Thanks to a variety of factors, from new technology to globalization, the economy and the workplace are changing at a rapid pace. With the rise of automation, jobs may be created or require new skills to manage the demands of new technology. With the right research and training, you can prepare for these changes and your future employment prospects.
The occupational outlook
Your first step should be understanding which professions are likely to be in demand. One great resource is The Bureau of Labor Statistics, which projects the 20 fastest growing and fastest declining occupations. Growing job opportunities exist in tech and data analysis-related professions, such as statisticians and operations research analysts, as well as nurses, physical therapists, and other jobs focused on an aging population. Emerging types of employment will offer other opportunities, like clean energy occupations or cyber security experts.1
You’ll make yourself more marketable if you can build expertise in the STEM fields (science, technology, engineering, and mathematics). That can include mastering such areas as programming and electrical engineering to meet the growing demand for robots, or civil engineering to anticipate the need for water management as the climate warms. Also useful is the ability to apply technical concepts in a range of contexts to solve problems. For example, people with strong math backgrounds can apply their skills across engineering, machine learning and artificial intelligence, big data management, and probability analysis — all growing fields in need of talent.
The importance of agility
People who fail to learn, adapt and change can become obsolete as fast as eight-track tape players. The key to preparing for your future job prospects is agility and adaptability.2 That means being open to new ideas and, as a result, having the ability to adjust quickly to whatever changes occur — ensuring you’re not in the horseshoe business while Model Ts are roaring down the street. One study found that companies with the greatest number of agile executives produced 25 percent higher profit margins when compared with peer companies.3 According to a second study, highly agile learners are promoted twice as quickly as those with low learning agility.4 It may not come as a surprise, then, that recent research shows HR directors increasingly value recruits’ ability to deal with change.5

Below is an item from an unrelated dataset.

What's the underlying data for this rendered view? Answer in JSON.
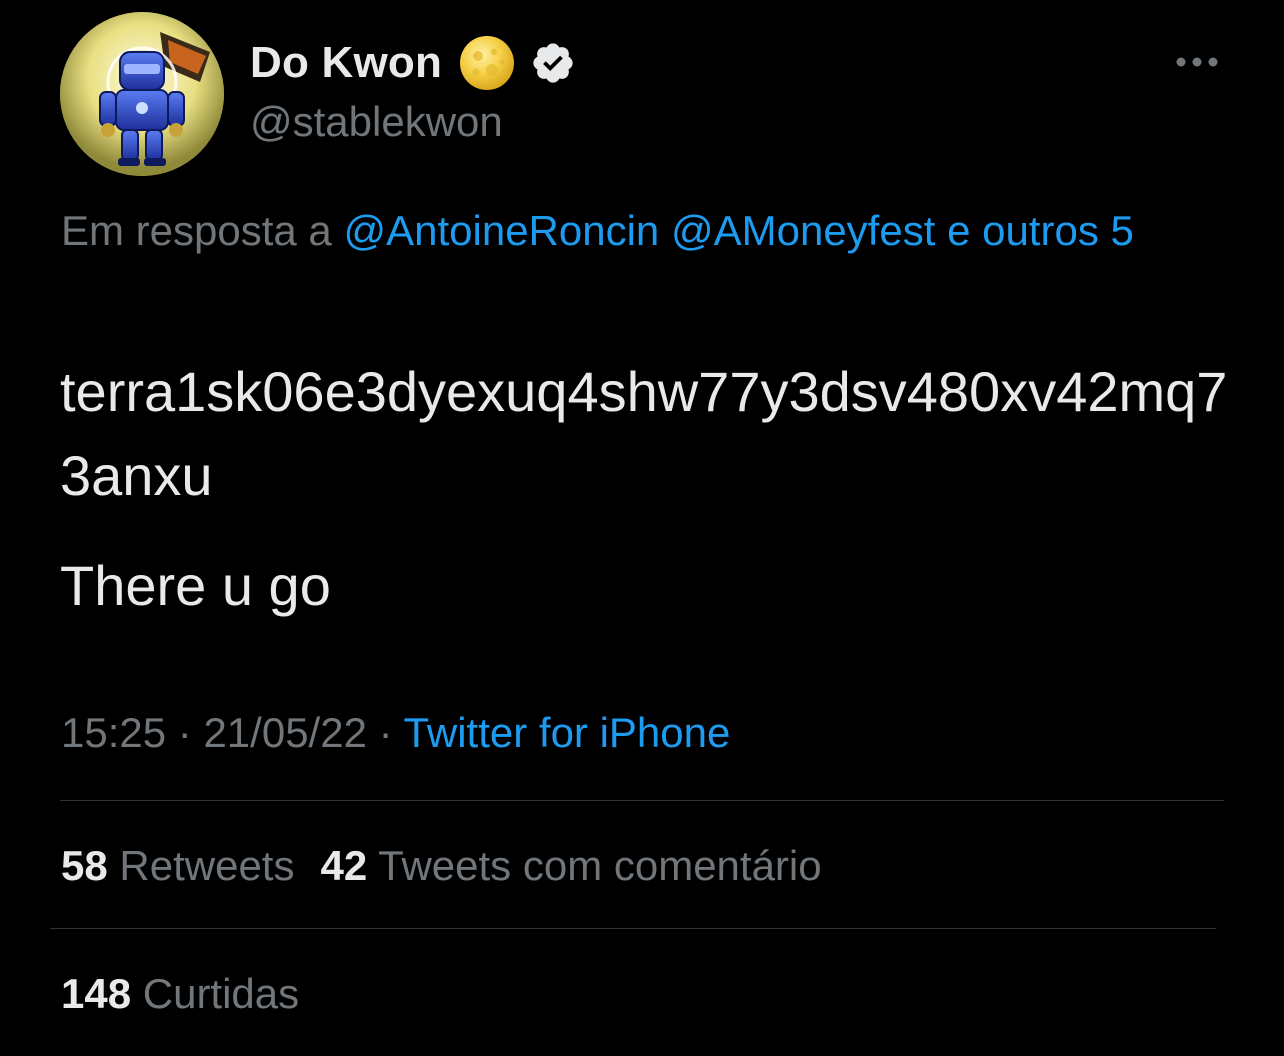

Interestingly, learning how to acquire new skills is itself an exercise in agility. At the same time, agility is something you can develop, like anything else. Through repeated effort and practice, you’ll find over time that agility will come more naturally. One way to develop the skill — and prepare for the future workplace — is to make the most of a variety of learning opportunities:

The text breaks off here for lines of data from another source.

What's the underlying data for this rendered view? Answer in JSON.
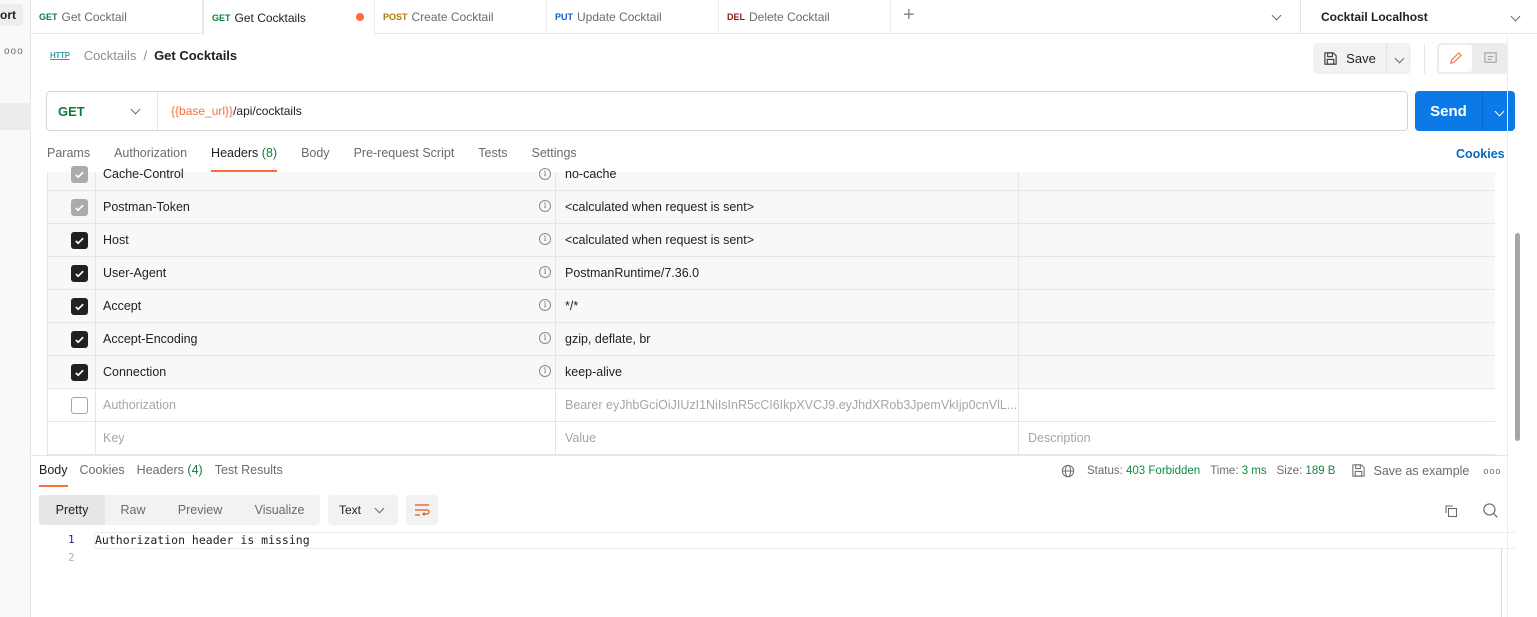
{
  "sidebar": {
    "import_label": "ort",
    "more_label": "ooo"
  },
  "tabs": [
    {
      "method": "GET",
      "method_color": "#0f7d3f",
      "label": "Get Cocktail",
      "active": false
    },
    {
      "method": "GET",
      "method_color": "#0f7d3f",
      "label": "Get Cocktails",
      "active": true,
      "unsaved": true
    },
    {
      "method": "POST",
      "method_color": "#ad7a03",
      "label": "Create Cocktail",
      "active": false
    },
    {
      "method": "PUT",
      "method_color": "#0b5fc4",
      "label": "Update Cocktail",
      "active": false
    },
    {
      "method": "DEL",
      "method_color": "#8e1a10",
      "label": "Delete Cocktail",
      "active": false
    }
  ],
  "environment": {
    "selected": "Cocktail Localhost"
  },
  "breadcrumb": {
    "icon": "HTTP",
    "parent": "Cocktails",
    "separator": "/",
    "current": "Get Cocktails"
  },
  "toolbar": {
    "save_label": "Save"
  },
  "request": {
    "method": "GET",
    "url_variable": "{{base_url}}",
    "url_path": "/api/cocktails",
    "send_label": "Send"
  },
  "request_tabs": [
    {
      "label": "Params"
    },
    {
      "label": "Authorization"
    },
    {
      "label": "Headers",
      "count": "(8)",
      "active": true
    },
    {
      "label": "Body"
    },
    {
      "label": "Pre-request Script"
    },
    {
      "label": "Tests"
    },
    {
      "label": "Settings"
    }
  ],
  "cookies_link": "Cookies",
  "headers": [
    {
      "key": "Cache-Control",
      "value": "no-cache",
      "state": "auto"
    },
    {
      "key": "Postman-Token",
      "value": "<calculated when request is sent>",
      "state": "auto"
    },
    {
      "key": "Host",
      "value": "<calculated when request is sent>",
      "state": "checked"
    },
    {
      "key": "User-Agent",
      "value": "PostmanRuntime/7.36.0",
      "state": "checked"
    },
    {
      "key": "Accept",
      "value": "*/*",
      "state": "checked"
    },
    {
      "key": "Accept-Encoding",
      "value": "gzip, deflate, br",
      "state": "checked"
    },
    {
      "key": "Connection",
      "value": "keep-alive",
      "state": "checked"
    },
    {
      "key": "Authorization",
      "value": "Bearer eyJhbGciOiJIUzI1NiIsInR5cCI6IkpXVCJ9.eyJhdXRob3JpemVkIjp0cnVlL...",
      "state": "unchecked"
    }
  ],
  "header_placeholders": {
    "key": "Key",
    "value": "Value",
    "description": "Description"
  },
  "response_tabs": [
    {
      "label": "Body",
      "active": true
    },
    {
      "label": "Cookies"
    },
    {
      "label": "Headers",
      "count": "(4)"
    },
    {
      "label": "Test Results"
    }
  ],
  "response_status": {
    "status_label": "Status:",
    "status_value": "403 Forbidden",
    "time_label": "Time:",
    "time_value": "3 ms",
    "size_label": "Size:",
    "size_value": "189 B",
    "save_example_label": "Save as example",
    "more_label": "ooo"
  },
  "view_modes": [
    {
      "label": "Pretty",
      "active": true
    },
    {
      "label": "Raw"
    },
    {
      "label": "Preview"
    },
    {
      "label": "Visualize"
    }
  ],
  "format": {
    "selected": "Text"
  },
  "response_body": {
    "lines": [
      {
        "number": "1",
        "text": "Authorization header is missing"
      },
      {
        "number": "2",
        "text": ""
      }
    ]
  }
}
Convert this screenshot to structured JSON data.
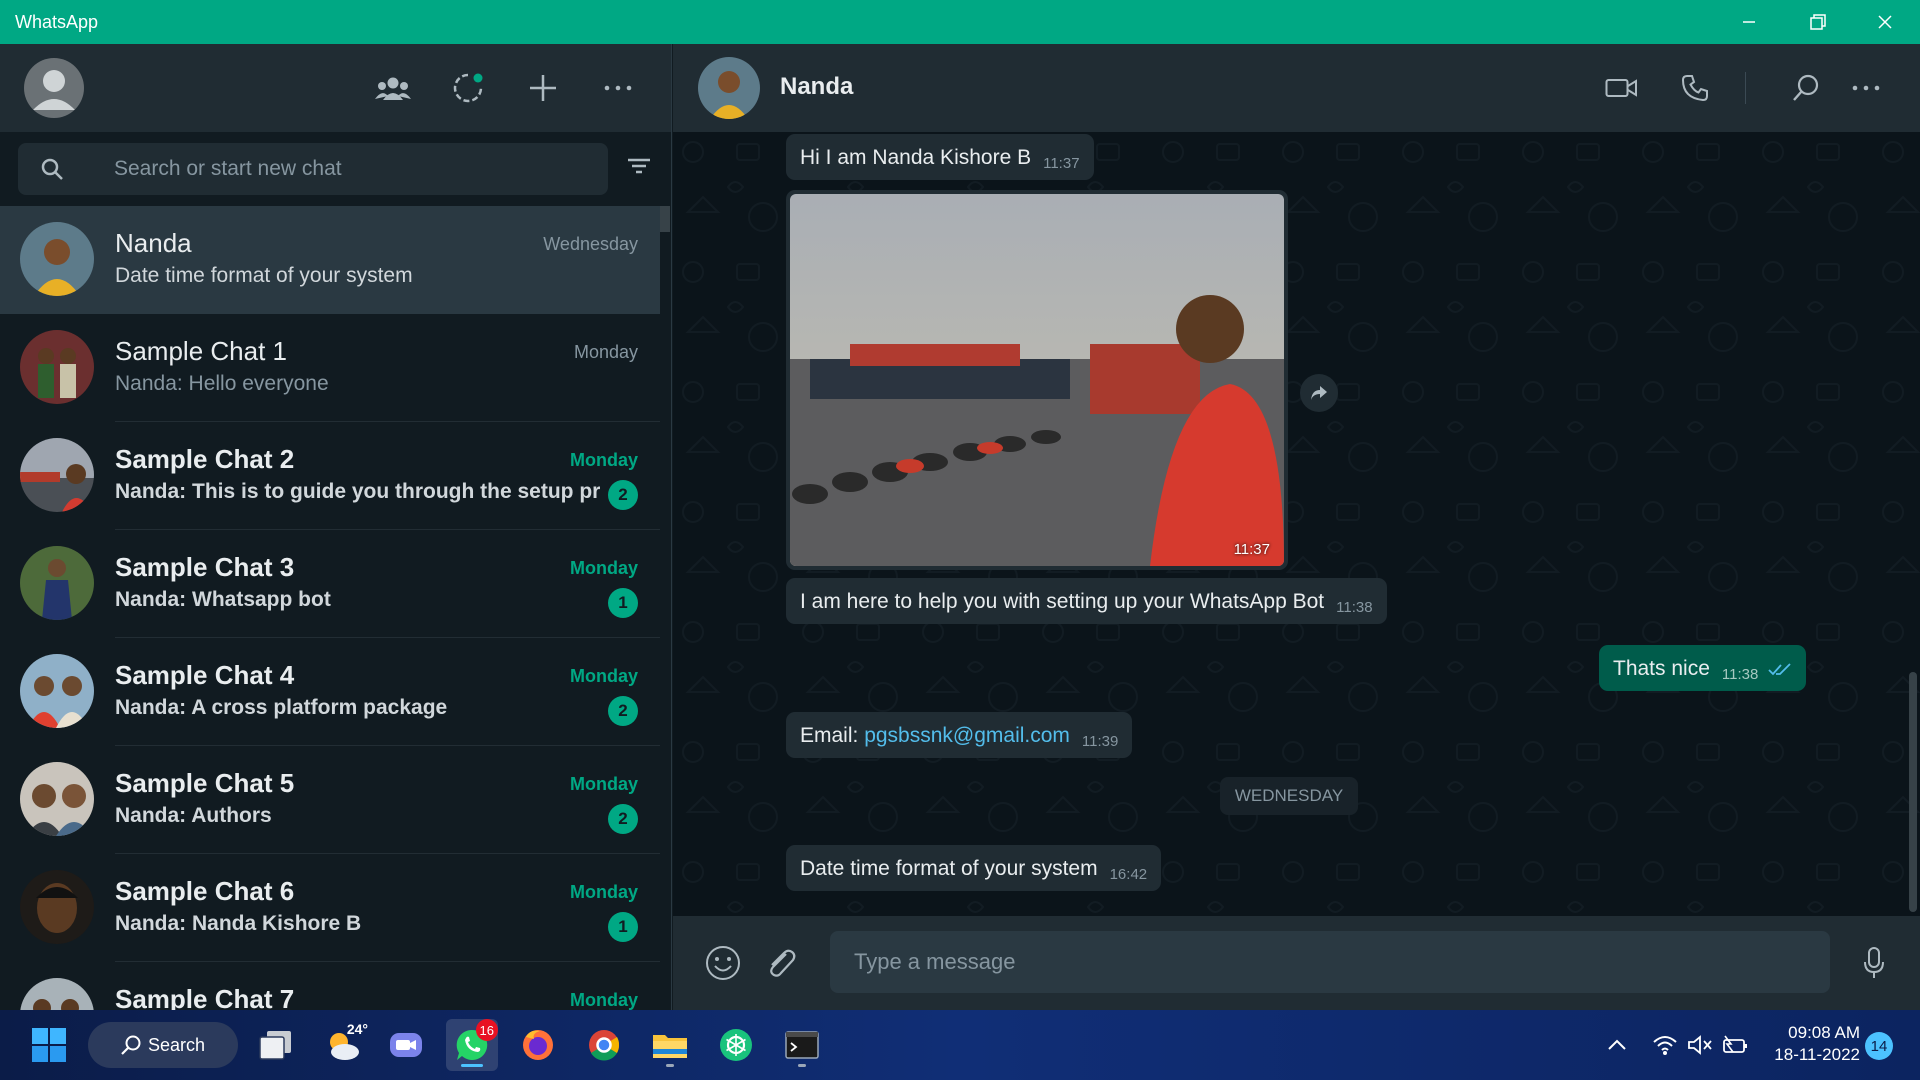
{
  "window": {
    "title": "WhatsApp"
  },
  "sidebar": {
    "header_icons": [
      "community-icon",
      "status-icon",
      "new-chat-icon",
      "menu-icon"
    ],
    "search": {
      "placeholder": "Search or start new chat",
      "value": ""
    },
    "chats": [
      {
        "name": "Nanda",
        "preview": "Date time format of your system",
        "time": "Wednesday",
        "unread": "",
        "active": true
      },
      {
        "name": "Sample Chat 1",
        "preview": "Nanda: Hello everyone",
        "time": "Monday",
        "unread": ""
      },
      {
        "name": "Sample Chat 2",
        "preview": "Nanda: This is to guide you through the setup pr...",
        "time": "Monday",
        "unread": "2"
      },
      {
        "name": "Sample Chat 3",
        "preview": "Nanda: Whatsapp bot",
        "time": "Monday",
        "unread": "1"
      },
      {
        "name": "Sample Chat 4",
        "preview": "Nanda: A cross platform package",
        "time": "Monday",
        "unread": "2"
      },
      {
        "name": "Sample Chat 5",
        "preview": "Nanda: Authors",
        "time": "Monday",
        "unread": "2"
      },
      {
        "name": "Sample Chat 6",
        "preview": "Nanda: Nanda Kishore B",
        "time": "Monday",
        "unread": "1"
      },
      {
        "name": "Sample Chat 7",
        "preview": "",
        "time": "Monday",
        "unread": ""
      }
    ]
  },
  "conversation": {
    "contact_name": "Nanda",
    "messages": [
      {
        "text": "Hi I am Nanda Kishore B",
        "time": "11:37"
      },
      {
        "image_time": "11:37"
      },
      {
        "text": "I am here to help you with setting up your WhatsApp Bot",
        "time": "11:38"
      },
      {
        "text": "Thats nice",
        "time": "11:38",
        "outgoing": true
      },
      {
        "label": "Email: ",
        "link": "pgsbssnk@gmail.com",
        "time": "11:39"
      },
      {
        "date_separator": "WEDNESDAY"
      },
      {
        "text": "Date time format of your system",
        "time": "16:42"
      }
    ],
    "composer": {
      "placeholder": "Type a message",
      "value": ""
    }
  },
  "taskbar": {
    "search_label": "Search",
    "weather_temp": "24°",
    "whatsapp_badge": "16",
    "clock_time": "09:08 AM",
    "clock_date": "18-11-2022",
    "notification_count": "14"
  },
  "colors": {
    "accent": "#00a884",
    "panel": "#202c33",
    "background": "#111b21",
    "outgoing_bubble": "#005c4b",
    "link": "#53bdeb"
  }
}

- Seek on-the-job learning experiences through different projects and employer-sponsored classes that will expose you to new ideas and approaches.
- Focus on self-directed learning by reading, conducting web research, and taking free online courses.
- Pursue continuing education and certification programs, or even your next degree.
As the economy undergoes dramatic and rapid change, you can prepare yourself for the future job market by adapting now to the skills that will be in demand later. Perhaps most important is developing your agility, an essential skill that can help you compete and thrive in today’s fast-changing job market, no matter how it evolves.
1 Lindsay Dodgson, “9 'future-proof' careers, according to the world's largest job site,” Business Insider, May 25, 2017.
2 Quentin Hardy, “The New Workplace Is Agile, and Nonstop. Can You Keep Up?,” The New York Times, Nov. 25, 2016.
3,4 Pat Galagan, “The Quest for the Agile Learner,” Association for Talent Development, July 18, 2015.
5 Shirley Tan, “How Well Do You Handle Change? The Benefits of Being Adaptable,” Business.com, Feb. 22, 2017.